* Action item: Restate the listing below word for word, and leave its pictures behind.

* Source material:
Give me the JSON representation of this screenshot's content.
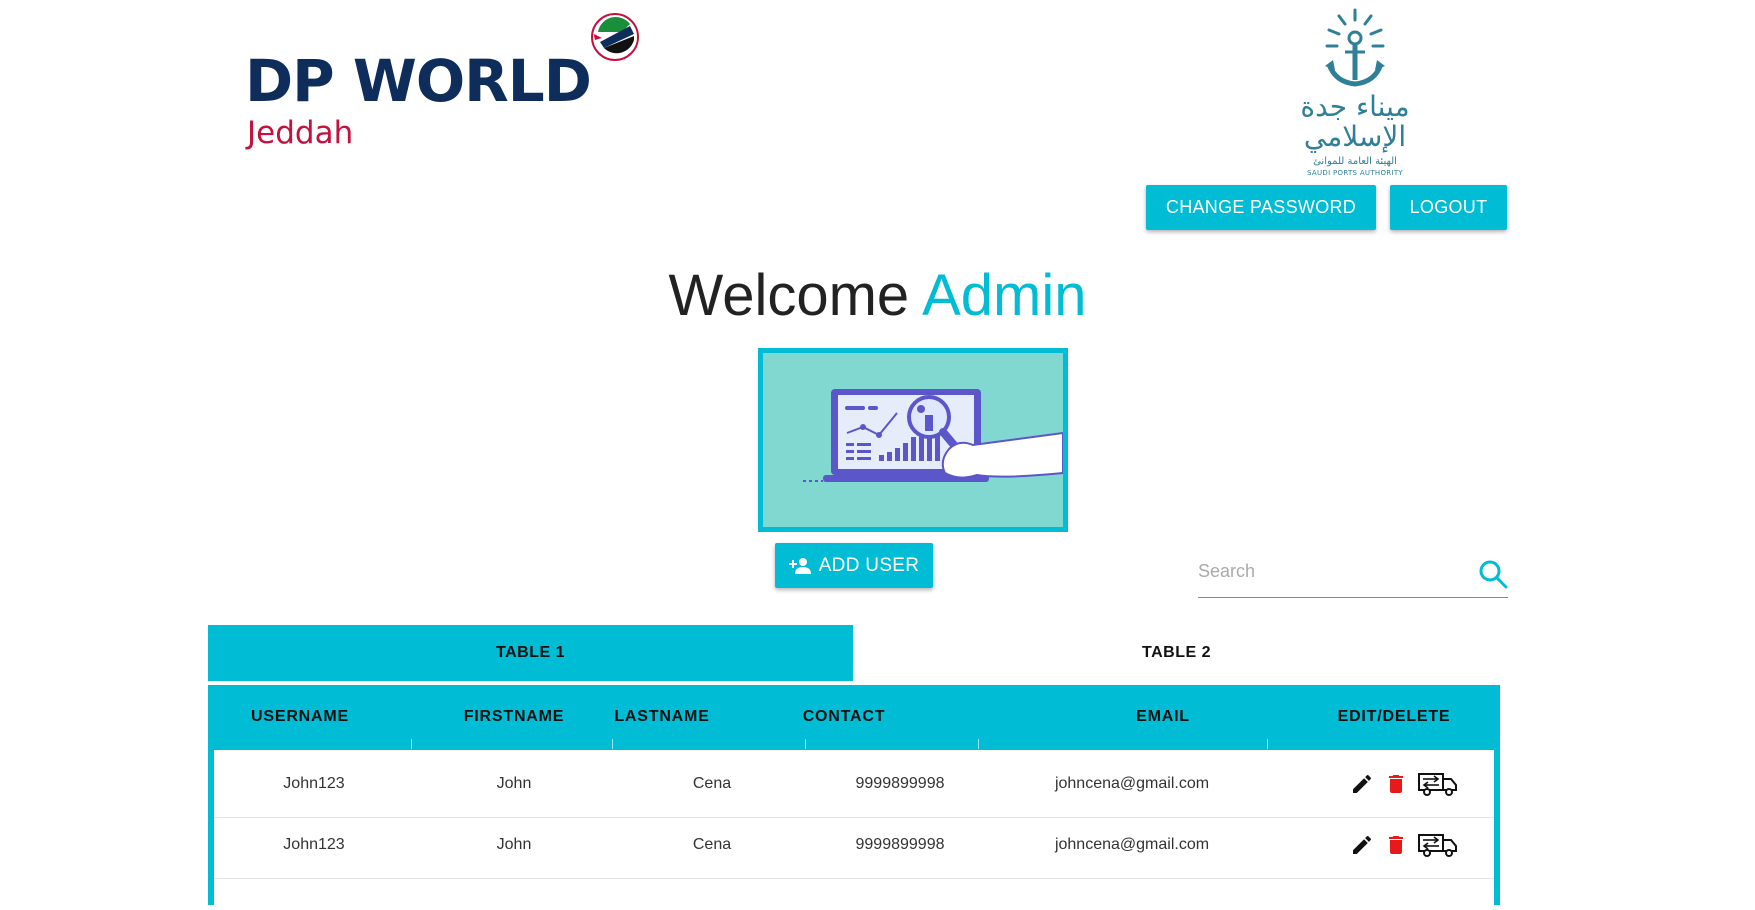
{
  "header": {
    "brand_name": "DP WORLD",
    "brand_city": "Jeddah",
    "port_name_ar_line1": "ميناء جدة",
    "port_name_ar_line2": "الإسلامي",
    "port_authority_ar": "الهيئة العامة للموانئ",
    "port_authority_en": "SAUDI PORTS AUTHORITY",
    "change_password_label": "CHANGE PASSWORD",
    "logout_label": "LOGOUT"
  },
  "welcome": {
    "greeting": "Welcome",
    "user": "Admin"
  },
  "toolbar": {
    "add_user_label": "ADD USER",
    "search_placeholder": "Search",
    "search_value": ""
  },
  "tabs": [
    {
      "label": "TABLE 1",
      "active": true
    },
    {
      "label": "TABLE 2",
      "active": false
    }
  ],
  "table": {
    "columns": [
      "USERNAME",
      "FIRSTNAME",
      "LASTNAME",
      "CONTACT",
      "EMAIL",
      "EDIT/DELETE"
    ],
    "rows": [
      {
        "username": "John123",
        "firstname": "John",
        "lastname": "Cena",
        "contact": "9999899998",
        "email": "johncena@gmail.com"
      },
      {
        "username": "John123",
        "firstname": "John",
        "lastname": "Cena",
        "contact": "9999899998",
        "email": "johncena@gmail.com"
      }
    ],
    "row_actions": [
      "edit-icon",
      "delete-icon",
      "truck-icon"
    ]
  },
  "colors": {
    "accent": "#00bcd4",
    "brand_navy": "#0e2d5b",
    "brand_red": "#c4123f",
    "delete_red": "#e81919"
  }
}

* Exercise output:
Give me the JSON representation of this screenshot's content.
{
  "header": {
    "brand_name": "DP WORLD",
    "brand_city": "Jeddah",
    "port_name_ar_line1": "ميناء جدة",
    "port_name_ar_line2": "الإسلامي",
    "port_authority_ar": "الهيئة العامة للموانئ",
    "port_authority_en": "SAUDI PORTS AUTHORITY",
    "change_password_label": "CHANGE PASSWORD",
    "logout_label": "LOGOUT"
  },
  "welcome": {
    "greeting": "Welcome",
    "user": "Admin"
  },
  "toolbar": {
    "add_user_label": "ADD USER",
    "search_placeholder": "Search",
    "search_value": ""
  },
  "tabs": [
    {
      "label": "TABLE 1",
      "active": true
    },
    {
      "label": "TABLE 2",
      "active": false
    }
  ],
  "table": {
    "columns": [
      "USERNAME",
      "FIRSTNAME",
      "LASTNAME",
      "CONTACT",
      "EMAIL",
      "EDIT/DELETE"
    ],
    "rows": [
      {
        "username": "John123",
        "firstname": "John",
        "lastname": "Cena",
        "contact": "9999899998",
        "email": "johncena@gmail.com"
      },
      {
        "username": "John123",
        "firstname": "John",
        "lastname": "Cena",
        "contact": "9999899998",
        "email": "johncena@gmail.com"
      }
    ],
    "row_actions": [
      "edit-icon",
      "delete-icon",
      "truck-icon"
    ]
  },
  "colors": {
    "accent": "#00bcd4",
    "brand_navy": "#0e2d5b",
    "brand_red": "#c4123f",
    "delete_red": "#e81919"
  }
}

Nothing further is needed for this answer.